The sickening extent of anti-Semitism on Twitter was laid bare this week.
The vile hate tweets have emerged at a time of heightened focus on abuse and racism on the microblogging site – and Twitter’s response to it.
Among the shocking messages posted on Twitter in the past 24 hours – and collated on the new page – are messages referring to Jews and ovens, suggestions that Jews are greedy with money and even unveiled messages of “hate” towards community members.
One particularly vile messages, posted by @dangrcarden, targeted @IDFsoldiergirl: “Eat s*** and Die you murderous scum. Your fake country needs to be annihilated. We should have let Hitler finish the job.”
Another from @Aaqil said: “Jews are evil were evil and forever be evil” while @ItsJulie1964 wrote: “Jews are sadistic killers like Negroes are.”
The Community Security Trust expressed hope that the new page would help to “empower” victims of abuse. “We all know that antisemitism is a serious subject, but this is an imaginative way of rightly showing up how pathetic and stupid these antisemites are,” said director of communications Mark Gardner. “If it helps empower or encourage some of those who have been on the receiving end of the abuse, then that is even better.”
The page emerged as a wave of anti-Semitic abuse targeted Tottenham chairman Daniel Levy – apparently triggered by the saga surrounding the possible transfer of Gareth Bale to Real Madrid.

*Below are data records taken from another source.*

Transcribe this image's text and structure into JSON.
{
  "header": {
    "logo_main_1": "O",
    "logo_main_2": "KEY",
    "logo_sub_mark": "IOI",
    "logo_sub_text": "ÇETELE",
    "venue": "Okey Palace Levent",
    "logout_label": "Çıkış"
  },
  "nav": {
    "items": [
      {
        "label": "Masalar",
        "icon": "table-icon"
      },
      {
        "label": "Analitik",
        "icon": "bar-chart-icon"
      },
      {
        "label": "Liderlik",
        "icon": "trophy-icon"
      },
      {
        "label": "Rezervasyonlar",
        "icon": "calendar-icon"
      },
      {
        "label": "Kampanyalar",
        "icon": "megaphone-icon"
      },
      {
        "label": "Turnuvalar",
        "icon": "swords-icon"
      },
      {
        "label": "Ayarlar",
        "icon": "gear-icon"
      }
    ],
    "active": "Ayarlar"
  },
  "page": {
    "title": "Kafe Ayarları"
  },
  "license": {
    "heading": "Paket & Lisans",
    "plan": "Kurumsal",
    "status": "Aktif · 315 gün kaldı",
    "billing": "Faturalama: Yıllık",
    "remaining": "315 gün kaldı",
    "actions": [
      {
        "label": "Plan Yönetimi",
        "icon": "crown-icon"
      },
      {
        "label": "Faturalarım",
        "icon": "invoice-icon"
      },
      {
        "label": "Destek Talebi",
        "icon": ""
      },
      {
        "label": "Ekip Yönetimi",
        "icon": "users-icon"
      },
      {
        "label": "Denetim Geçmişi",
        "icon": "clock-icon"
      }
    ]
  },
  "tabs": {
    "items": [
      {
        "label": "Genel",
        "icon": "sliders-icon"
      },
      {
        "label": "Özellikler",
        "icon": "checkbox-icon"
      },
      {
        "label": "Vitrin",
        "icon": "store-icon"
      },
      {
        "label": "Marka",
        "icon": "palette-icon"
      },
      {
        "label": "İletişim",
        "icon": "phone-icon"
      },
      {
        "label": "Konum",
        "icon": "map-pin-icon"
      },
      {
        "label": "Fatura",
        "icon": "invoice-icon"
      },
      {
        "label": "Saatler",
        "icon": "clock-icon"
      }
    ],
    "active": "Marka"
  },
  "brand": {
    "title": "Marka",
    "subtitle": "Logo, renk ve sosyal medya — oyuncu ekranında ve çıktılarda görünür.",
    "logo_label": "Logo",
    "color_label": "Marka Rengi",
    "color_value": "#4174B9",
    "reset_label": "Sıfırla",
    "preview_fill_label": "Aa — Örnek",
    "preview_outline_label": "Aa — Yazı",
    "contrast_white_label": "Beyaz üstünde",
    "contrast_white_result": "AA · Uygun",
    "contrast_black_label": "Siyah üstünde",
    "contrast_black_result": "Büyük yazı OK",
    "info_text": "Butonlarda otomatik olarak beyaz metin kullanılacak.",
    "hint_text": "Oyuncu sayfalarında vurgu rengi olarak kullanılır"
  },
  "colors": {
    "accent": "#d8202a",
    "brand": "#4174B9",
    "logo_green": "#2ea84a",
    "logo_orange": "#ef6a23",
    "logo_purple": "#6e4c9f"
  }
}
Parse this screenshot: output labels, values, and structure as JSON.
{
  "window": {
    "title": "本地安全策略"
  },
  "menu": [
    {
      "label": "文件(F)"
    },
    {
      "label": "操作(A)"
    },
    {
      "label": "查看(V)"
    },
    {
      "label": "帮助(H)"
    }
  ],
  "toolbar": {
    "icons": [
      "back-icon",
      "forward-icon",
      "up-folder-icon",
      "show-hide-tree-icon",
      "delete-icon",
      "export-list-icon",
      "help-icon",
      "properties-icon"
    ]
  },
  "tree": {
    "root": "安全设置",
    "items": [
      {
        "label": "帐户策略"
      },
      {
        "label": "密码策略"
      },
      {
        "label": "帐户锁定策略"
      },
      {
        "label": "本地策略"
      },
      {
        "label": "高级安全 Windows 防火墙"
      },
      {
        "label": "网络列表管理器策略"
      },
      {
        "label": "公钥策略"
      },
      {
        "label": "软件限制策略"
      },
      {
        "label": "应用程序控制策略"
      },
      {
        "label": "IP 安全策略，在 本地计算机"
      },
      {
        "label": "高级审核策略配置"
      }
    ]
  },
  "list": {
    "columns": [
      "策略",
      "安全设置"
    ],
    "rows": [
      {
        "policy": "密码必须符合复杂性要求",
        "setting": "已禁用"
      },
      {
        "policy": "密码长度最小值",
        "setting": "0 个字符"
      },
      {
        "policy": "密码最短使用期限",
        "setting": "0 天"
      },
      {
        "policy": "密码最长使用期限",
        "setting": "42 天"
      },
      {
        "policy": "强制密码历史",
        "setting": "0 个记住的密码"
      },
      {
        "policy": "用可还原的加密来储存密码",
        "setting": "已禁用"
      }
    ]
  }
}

The club this week spoke out over the abuse, with a spokesman saying: “We do not tolerate discrimination of any sort, on or off the pitch, and take all incidents extremely seriously. In line with our existing policy, we have reported these accounts to Twitter and also notified the Metropolitan Police, in order to make them aware of these individuals.”
The CST has welcomed the news that Twitter plans to add a report abuse button on each tweet – a facility that has until now only been available on Twitter for iPhone – but there were calls from the All-Party Parliamentary Group against Anti-Semitism for further steps to be taken.
Twitter’s UK general manager Tony Wang and senior director of safety Del Harvey said that its online rules had been updated in the wake of recent controversies to clarify that abusive behaviour would not be tolerated.
They added: “We are committed to making Twitter a safe place for our users. We are adding additional staff to the teams that handle abuse reports and are exploring new ways of using technology to improve everyone’s experience on Twitter. We’re here, and we’re listening to you.”